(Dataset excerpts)
____
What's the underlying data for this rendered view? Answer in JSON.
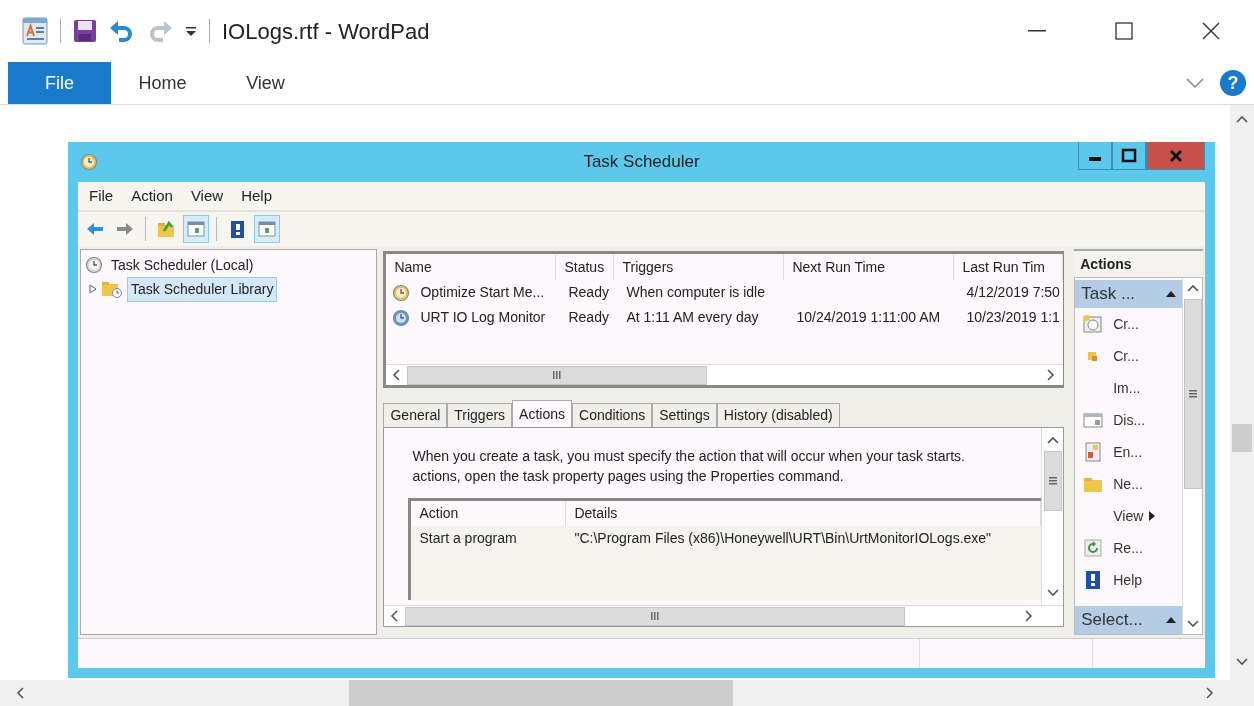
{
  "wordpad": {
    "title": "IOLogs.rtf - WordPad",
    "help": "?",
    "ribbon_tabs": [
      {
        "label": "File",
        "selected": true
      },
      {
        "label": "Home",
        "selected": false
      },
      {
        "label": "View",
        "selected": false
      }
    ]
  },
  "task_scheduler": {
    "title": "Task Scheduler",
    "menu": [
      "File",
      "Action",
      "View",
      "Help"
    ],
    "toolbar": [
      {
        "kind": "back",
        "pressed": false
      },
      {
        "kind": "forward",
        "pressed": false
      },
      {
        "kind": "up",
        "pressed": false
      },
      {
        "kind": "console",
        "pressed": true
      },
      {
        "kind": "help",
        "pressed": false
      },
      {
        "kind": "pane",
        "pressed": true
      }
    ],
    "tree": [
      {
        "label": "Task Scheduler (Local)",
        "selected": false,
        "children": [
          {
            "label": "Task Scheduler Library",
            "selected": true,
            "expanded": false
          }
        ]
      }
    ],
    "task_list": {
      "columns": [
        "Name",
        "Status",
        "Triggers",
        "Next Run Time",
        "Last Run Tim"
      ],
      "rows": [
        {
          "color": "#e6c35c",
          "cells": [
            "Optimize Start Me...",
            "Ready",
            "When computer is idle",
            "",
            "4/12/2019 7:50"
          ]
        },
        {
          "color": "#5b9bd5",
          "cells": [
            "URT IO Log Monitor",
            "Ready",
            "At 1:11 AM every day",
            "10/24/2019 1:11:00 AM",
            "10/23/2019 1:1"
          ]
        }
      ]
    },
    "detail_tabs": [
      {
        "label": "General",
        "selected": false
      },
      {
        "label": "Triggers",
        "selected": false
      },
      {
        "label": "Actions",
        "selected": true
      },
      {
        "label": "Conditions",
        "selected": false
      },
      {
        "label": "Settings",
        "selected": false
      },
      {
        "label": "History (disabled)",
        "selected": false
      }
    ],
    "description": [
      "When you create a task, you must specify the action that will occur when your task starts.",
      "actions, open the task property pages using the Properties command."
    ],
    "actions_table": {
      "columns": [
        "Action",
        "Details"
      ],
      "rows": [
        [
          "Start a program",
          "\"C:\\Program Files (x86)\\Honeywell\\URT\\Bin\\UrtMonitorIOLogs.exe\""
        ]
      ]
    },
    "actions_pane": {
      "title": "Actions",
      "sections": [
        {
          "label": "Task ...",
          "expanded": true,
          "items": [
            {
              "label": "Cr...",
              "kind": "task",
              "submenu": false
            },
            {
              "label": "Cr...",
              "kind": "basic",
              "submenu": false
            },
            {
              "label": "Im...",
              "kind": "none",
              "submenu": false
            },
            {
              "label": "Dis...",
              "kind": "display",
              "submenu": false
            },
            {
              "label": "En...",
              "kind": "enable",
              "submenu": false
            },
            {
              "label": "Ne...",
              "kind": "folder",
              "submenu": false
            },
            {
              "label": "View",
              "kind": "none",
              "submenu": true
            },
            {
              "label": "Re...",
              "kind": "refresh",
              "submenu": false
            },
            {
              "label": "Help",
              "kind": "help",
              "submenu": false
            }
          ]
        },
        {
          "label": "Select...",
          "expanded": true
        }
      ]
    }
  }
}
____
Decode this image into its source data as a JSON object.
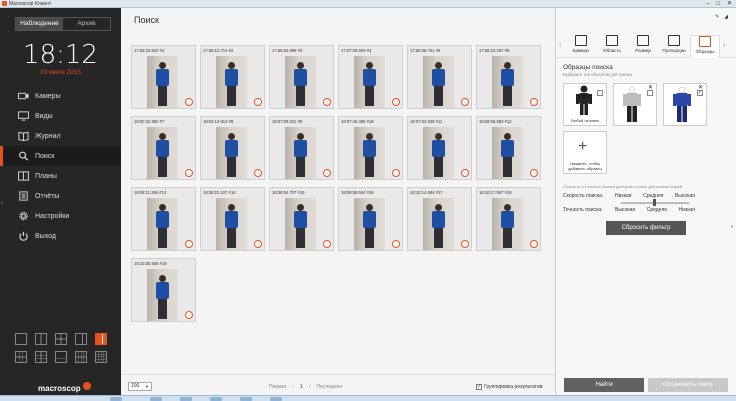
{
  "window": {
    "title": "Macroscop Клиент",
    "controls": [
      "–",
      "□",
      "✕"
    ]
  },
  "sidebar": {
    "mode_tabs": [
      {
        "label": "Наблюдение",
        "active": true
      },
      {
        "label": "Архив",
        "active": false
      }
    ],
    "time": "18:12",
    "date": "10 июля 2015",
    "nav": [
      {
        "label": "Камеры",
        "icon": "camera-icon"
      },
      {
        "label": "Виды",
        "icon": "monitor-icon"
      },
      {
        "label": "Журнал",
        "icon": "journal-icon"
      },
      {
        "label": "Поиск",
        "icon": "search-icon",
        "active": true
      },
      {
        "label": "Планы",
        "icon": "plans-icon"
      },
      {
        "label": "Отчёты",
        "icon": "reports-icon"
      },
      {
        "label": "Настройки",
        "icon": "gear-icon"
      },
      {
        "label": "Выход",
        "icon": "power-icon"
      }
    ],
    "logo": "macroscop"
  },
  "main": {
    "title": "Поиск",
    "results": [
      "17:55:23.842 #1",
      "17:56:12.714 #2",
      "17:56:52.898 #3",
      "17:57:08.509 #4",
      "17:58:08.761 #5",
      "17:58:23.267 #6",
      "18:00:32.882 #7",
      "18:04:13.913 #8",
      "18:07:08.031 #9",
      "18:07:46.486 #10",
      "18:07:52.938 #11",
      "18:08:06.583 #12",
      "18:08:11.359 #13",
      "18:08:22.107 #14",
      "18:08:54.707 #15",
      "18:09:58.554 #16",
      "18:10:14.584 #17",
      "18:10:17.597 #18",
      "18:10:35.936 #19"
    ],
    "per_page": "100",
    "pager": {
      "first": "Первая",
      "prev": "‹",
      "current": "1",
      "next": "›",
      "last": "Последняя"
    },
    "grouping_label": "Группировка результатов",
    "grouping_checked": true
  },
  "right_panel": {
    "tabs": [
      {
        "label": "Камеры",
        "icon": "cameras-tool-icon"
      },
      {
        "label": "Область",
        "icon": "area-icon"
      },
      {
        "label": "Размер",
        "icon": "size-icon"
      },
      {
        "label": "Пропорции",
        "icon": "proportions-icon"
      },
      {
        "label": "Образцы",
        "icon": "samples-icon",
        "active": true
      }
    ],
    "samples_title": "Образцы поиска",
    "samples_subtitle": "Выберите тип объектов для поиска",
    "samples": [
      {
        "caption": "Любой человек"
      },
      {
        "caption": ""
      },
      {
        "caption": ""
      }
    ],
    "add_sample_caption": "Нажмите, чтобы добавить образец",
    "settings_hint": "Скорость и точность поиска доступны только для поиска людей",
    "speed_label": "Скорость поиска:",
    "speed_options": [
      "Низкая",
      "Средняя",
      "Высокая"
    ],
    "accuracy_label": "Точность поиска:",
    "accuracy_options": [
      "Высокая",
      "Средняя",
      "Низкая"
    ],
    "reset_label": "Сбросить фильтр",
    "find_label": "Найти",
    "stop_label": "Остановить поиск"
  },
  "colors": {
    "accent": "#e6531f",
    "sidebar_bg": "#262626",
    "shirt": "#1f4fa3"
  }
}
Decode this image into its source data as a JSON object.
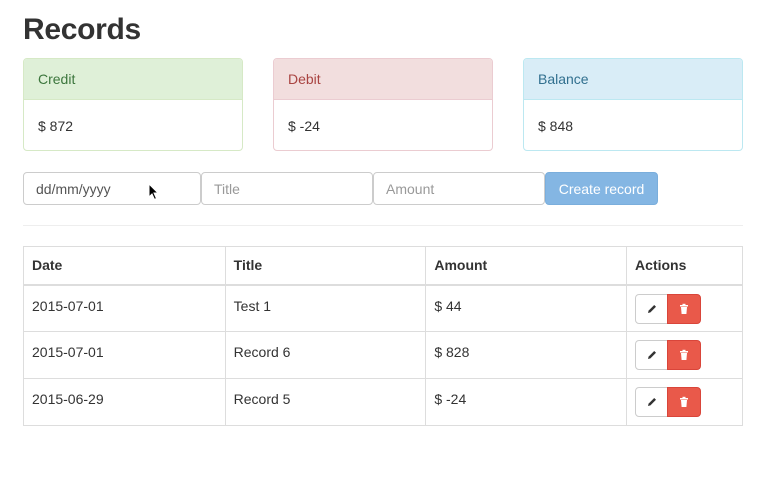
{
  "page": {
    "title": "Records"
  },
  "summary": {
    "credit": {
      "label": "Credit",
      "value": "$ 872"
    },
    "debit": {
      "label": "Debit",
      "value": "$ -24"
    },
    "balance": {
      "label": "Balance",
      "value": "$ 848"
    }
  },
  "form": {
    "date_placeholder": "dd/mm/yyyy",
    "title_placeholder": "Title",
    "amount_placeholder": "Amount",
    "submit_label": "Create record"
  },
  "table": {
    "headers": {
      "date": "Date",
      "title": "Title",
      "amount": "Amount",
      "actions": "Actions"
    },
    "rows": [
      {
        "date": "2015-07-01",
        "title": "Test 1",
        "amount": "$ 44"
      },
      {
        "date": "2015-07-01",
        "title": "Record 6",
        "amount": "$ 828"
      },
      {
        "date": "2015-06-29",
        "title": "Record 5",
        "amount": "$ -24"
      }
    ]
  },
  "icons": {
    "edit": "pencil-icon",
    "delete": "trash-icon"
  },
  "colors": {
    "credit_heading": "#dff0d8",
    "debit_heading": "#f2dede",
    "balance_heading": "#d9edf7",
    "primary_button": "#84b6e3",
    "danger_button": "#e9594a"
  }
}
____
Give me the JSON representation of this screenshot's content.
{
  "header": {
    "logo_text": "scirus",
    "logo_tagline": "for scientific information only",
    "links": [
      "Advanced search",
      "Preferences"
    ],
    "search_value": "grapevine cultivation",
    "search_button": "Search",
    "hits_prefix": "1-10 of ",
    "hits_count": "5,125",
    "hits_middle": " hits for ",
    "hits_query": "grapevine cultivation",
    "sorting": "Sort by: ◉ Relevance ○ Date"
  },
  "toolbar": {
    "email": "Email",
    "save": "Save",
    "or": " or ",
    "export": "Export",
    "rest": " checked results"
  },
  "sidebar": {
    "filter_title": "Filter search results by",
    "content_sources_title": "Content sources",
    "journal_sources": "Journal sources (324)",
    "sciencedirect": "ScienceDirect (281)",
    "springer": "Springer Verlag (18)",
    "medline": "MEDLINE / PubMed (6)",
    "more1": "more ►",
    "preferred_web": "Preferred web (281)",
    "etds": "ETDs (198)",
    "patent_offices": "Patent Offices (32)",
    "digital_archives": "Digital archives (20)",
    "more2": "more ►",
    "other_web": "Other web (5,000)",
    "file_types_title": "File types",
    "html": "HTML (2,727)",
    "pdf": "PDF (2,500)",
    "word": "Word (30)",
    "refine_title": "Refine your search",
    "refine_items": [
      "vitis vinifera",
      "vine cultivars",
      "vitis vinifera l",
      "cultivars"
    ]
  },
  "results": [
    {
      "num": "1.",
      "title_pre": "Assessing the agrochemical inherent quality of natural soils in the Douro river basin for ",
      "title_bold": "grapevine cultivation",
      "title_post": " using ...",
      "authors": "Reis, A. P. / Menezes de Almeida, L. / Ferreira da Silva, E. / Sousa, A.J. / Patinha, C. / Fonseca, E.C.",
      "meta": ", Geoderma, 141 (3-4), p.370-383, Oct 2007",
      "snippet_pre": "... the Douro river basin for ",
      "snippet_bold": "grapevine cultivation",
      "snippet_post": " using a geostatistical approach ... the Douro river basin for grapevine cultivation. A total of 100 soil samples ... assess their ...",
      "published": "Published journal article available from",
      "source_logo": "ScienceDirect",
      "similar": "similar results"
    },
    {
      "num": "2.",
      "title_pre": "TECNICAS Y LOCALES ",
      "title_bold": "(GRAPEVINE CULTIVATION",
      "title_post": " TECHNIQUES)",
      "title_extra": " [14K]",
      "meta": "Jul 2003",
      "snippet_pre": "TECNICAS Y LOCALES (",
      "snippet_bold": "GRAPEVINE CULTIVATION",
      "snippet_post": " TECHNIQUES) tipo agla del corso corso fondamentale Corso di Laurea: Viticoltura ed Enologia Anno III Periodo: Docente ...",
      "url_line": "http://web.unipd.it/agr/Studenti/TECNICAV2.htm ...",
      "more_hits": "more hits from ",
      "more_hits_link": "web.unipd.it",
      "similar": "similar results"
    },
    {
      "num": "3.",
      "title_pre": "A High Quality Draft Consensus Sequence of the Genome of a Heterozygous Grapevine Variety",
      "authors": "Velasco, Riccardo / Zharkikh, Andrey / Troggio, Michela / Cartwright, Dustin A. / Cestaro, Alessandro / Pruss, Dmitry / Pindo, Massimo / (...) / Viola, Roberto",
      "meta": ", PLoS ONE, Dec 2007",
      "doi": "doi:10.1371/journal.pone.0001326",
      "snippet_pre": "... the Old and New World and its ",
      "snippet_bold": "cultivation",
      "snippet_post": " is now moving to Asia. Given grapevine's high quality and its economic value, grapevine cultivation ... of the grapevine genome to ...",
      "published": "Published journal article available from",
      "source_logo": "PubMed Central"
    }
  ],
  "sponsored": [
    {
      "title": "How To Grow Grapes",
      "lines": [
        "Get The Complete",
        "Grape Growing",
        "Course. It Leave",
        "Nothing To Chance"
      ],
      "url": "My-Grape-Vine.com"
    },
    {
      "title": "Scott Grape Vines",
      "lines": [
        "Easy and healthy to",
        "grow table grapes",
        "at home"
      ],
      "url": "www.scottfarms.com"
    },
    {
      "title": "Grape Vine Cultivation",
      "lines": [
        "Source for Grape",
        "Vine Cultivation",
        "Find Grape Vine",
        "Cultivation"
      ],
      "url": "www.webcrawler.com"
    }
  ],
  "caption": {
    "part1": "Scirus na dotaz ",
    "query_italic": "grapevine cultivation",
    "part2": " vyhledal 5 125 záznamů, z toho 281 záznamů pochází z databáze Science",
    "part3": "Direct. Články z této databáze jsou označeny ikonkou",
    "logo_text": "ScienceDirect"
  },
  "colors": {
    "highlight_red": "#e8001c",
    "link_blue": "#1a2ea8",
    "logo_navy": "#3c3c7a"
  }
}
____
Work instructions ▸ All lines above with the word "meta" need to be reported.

Expected output ▸
      "meta": ", Geoderma, 141 (3-4), p.370-383, Oct 2007",
      "meta": "Jul 2003",
      "meta": ", PLoS ONE, Dec 2007",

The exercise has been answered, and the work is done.